Working from home has been a relative success story of these Covid-19 times, but from here on in it’s going to get ugly.
Working from home isn’t for everyone, but that’s often because people haven’t tried it. Covid-19 has given a proverbial leg-up to those still wary of the fence. There are technology hurdles to overcome, as well as social ones. People who worked in offices and relied on pinging IT support as soon as a key started sticking, or grabbed a coffee as an excuse to chat with co-workers around the bean-grinder would inevitably face hurdles.
But surprise, surprise, turns out there are advantages of working from home, that those of us who already did it had worked out some time ago. Now the rest of the workforce is catching on. A survey in the UK (by a nursery provider, so you could argue it’s not exactly in their interest to promote this) has found that only 13% of those 1,500 surveyed ” want to go back to pre-pandemic ways of working, with most people saying they would prefer to spend a maximum of three days in the office”, according to the Guardian.
Nearly two thirds of those believe their employers would be up for it. And well over half believe it would increase their loyalty to the company.
Of course the survey shoehorns in some other stuff, which arguably strengthens their business model: parents say they have had trouble coping with younger kids (and presumably could do with a nursery should this work from home lark continue beyond Covid-19. As you can see below, employers don’t like kids.)
But I think it’s good that more people are realising that, the stresses and isolation notwithstanding, working from home has its merits. If nothing else, it wakes people up to how unproductive the workplace can be. Meetings, people dropping by to chat, open plan offices, sick buildings: all are a big distraction, a threat to health and a time-suck.
And the pandemic is bringing home another reality: most of this office stuff can be done from home. A survey by Deakin University in Australia has found that 41% of full-time and 35% of part-time jobs can be done from home. The study uses a similar methodology from a U.S. study, which reaches similar conclusions. My tuppennies’ worth: that number is extraordinarily high, if you think about the different kinds of work people do. But as countries dispense with production and move to services, and the Internet of Things improves the remote (and automated) control and monitoring of physical objects, this proportion will grow further. I’ve rarely come across someone in the services sector who couldn’t do what they do out of a Starbucks. Even, sadly, the Starbucks employees themselves.
It’s not the workers, it’s the managers who are the problem
But this isn’t where the problem lies. The problem is going to lie in managing these people. Managing a remote work force is quite different to managing a physical office. It’s about faith: do you trust the people you hired to do a good job? If so, let them do it. I had a boss at my last employer who was upset if we were in the office, quite rightly saying the way to get stories was to go out and talk to people. His successor was the opposite, what I call “managing by line of sight.” She liked to be able to see everyone at their desk and was suspicious if someone wasn’t.
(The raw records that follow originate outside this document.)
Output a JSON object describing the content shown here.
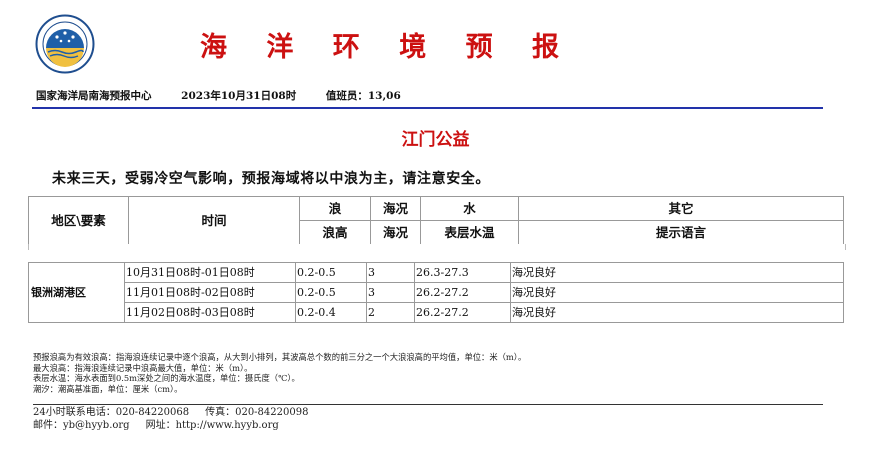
{
  "header": {
    "title": "海 洋 环 境 预 报",
    "issuer": "国家海洋局南海预报中心",
    "issue_time": "2023年10月31日08时",
    "duty": "值班员：13,06"
  },
  "site": {
    "name": "江门公益"
  },
  "summary": "未来三天，受弱冷空气影响，预报海域将以中浪为主，请注意安全。",
  "table": {
    "head": {
      "region": "地区\\要素",
      "time": "时间",
      "wave": "浪",
      "sea": "海况",
      "water": "水",
      "other": "其它",
      "wave_height": "浪高",
      "sea_state": "海况",
      "sst": "表层水温",
      "hint": "提示语言"
    },
    "region": "银洲湖港区",
    "rows": [
      {
        "time": "10月31日08时-01日08时",
        "wave": "0.2-0.5",
        "sea": "3",
        "temp": "26.3-27.3",
        "hint": "海况良好"
      },
      {
        "time": "11月01日08时-02日08时",
        "wave": "0.2-0.5",
        "sea": "3",
        "temp": "26.2-27.2",
        "hint": "海况良好"
      },
      {
        "time": "11月02日08时-03日08时",
        "wave": "0.2-0.4",
        "sea": "2",
        "temp": "26.2-27.2",
        "hint": "海况良好"
      }
    ]
  },
  "notes": [
    "预报浪高为有效浪高：指海浪连续记录中逐个浪高，从大到小排列，其波高总个数的前三分之一个大浪浪高的平均值，单位：米（m）。",
    "最大浪高：指海浪连续记录中浪高最大值，单位：米（m）。",
    "表层水温：海水表面到0.5m深处之间的海水温度，单位：摄氏度（℃）。",
    "潮汐：潮高基准面，单位：厘米（cm）。"
  ],
  "contact": {
    "phone": "24小时联系电话：020-84220068",
    "fax": "传真：020-84220098",
    "email": "邮件：yb@hyyb.org",
    "site": "网址：http://www.hyyb.org"
  },
  "colors": {
    "logo_ring": "#1f4e8f",
    "rule": "#2233aa",
    "title": "#cc1111",
    "subtitle": "#cc1111"
  }
}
This is where things are going to get problematical. You need much better bosses with a broader range of EQ to be able to support and get the best out of your crew if they’re all dispersed. If you start at the point of thinking they can’t be trusted to be working, then you’ve already lost. On June 26 Florida State University told employees working remotely that it “will no longer allow employees to care for children while working remotely.” Allowing this was in any case a ‘temporary exception to policy’ and approval for the Temporary Remote Work agreement “may be rescinded at any time if an employee:
– is unable to remotely perform the essential functions of their position; or
– is not adhering to the requirements outlined in the Temporary Remote Work Agreement; or
– remote work no longer meets the business needs of the department.1
It’s not hard to see where this is going. Companies — and particularly places like universities — that are largely agglomerations of buildings and people are going to find it hard to shift permanently to a more virtual arrangement. Universities, of course, are going to find it doubly hard because their hefty fees are largely based on the agglomeration factor. But big companies, too, are obsessed with the bricks and mortar of their self-image, and those managers who have risen through the ranks in such environments are going to be ill-disposed, and ill-equipped, to shift to anything virtual.
So expect to see some ugliness creep in. There will be less talk of ‘keeping our workers safe’ and of workplace flexibility and more like the above, as in “we’ve been extraordinarily kind and generous to our employees, but this nonsense can’t go on forever; if you want to continue play hooky you need to start filling out forms.”
Teleworkers have long been used to that kind of passive aggressive intimidation and discrimination. I would expect to see more. Workplace surveillance, possibly in the form of ensuring social distancing. And tools to monitor the user’s computer — something whose heritage I’ll argue in a future post is closely wedded to the world of spam and hacking.
- This announcement was ‘clarified’ on June 29 said that these terms applied only to those “whose job duties require them to be on campus full-time during normal business hours (8:00 am to 5:00 pm) and is intended to create flexible work arrangements that serve both the needs of the employee and their work unit.” It does not apply to those who were already telecommuting. ↩︎